|International Classification||B65B9/06, B65B65/02|
|Cooperative Classification||B65B9/06, B65B65/02, B65B59/00|
|European Classification||B65B59/00, B65B65/02, B65B9/06|
|Nov 12, 1982||AS||Assignment|
Owner name: NORDSON CORPORATION 555 JACKSON, AMHERST, OH 4400
Free format text: ASSIGNMENT OF ASSIGNORS INTEREST.;ASSIGNOR:ZILLER, ROBERT E.;REEL/FRAME:004069/0278
Effective date: 19821111
|Jan 4, 1984||AS||Assignment|
Owner name: DOBOY PACKAGING MACHINERY, INC., 215 NORTH KNOWLES
Free format text: ASSIGNMENT OF ASSIGNORS INTEREST.;ASSIGNOR:NORDSON CORPORATION, A CORP OF OH;REEL/FRAME:004206/0205
Effective date: 19831220
|Dec 5, 1988||FPAY||Fee payment|
Year of fee payment: 4
|Dec 7, 1992||FPAY||Fee payment|
Year of fee payment: 8

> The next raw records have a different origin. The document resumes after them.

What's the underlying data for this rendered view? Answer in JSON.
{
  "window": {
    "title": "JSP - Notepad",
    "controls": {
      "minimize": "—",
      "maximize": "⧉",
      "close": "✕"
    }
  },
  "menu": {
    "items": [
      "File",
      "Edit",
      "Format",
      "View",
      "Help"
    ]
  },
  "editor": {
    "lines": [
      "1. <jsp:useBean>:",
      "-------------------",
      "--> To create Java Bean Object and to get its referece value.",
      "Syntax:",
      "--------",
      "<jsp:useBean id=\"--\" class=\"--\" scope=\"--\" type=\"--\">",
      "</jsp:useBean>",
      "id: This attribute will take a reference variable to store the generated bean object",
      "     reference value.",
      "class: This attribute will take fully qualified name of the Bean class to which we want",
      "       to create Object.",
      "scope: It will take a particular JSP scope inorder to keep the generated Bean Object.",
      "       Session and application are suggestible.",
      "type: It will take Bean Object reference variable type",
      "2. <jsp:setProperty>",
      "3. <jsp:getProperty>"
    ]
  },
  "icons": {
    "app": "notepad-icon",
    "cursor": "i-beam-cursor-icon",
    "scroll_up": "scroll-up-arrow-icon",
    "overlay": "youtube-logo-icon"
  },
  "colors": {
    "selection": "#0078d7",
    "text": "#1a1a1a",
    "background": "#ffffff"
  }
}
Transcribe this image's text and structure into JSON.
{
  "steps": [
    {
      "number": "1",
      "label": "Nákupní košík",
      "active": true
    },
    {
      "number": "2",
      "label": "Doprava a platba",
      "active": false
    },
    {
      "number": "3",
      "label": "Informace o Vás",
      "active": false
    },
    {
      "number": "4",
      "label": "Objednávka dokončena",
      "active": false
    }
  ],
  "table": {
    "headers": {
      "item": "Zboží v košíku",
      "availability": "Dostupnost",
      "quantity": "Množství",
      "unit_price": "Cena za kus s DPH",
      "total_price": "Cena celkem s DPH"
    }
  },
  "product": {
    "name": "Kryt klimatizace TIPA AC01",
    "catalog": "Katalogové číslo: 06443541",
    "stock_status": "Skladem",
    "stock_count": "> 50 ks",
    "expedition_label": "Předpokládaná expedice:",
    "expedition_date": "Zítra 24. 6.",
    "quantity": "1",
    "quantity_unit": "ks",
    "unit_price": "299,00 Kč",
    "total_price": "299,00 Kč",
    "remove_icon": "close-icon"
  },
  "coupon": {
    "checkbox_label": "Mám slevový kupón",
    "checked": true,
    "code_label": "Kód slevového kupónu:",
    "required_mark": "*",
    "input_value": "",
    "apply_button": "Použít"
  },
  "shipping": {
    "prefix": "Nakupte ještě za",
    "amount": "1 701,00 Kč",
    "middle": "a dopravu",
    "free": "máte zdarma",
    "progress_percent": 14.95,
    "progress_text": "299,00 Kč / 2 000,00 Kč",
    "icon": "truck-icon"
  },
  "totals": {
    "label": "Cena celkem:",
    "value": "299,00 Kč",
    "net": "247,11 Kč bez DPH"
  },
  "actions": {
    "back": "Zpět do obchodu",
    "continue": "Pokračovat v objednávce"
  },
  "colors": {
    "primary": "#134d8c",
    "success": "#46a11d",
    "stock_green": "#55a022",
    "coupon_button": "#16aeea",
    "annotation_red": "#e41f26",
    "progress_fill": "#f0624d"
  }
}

|Nov 25, 1996||FPAY||Fee payment|
Year of fee payment: 12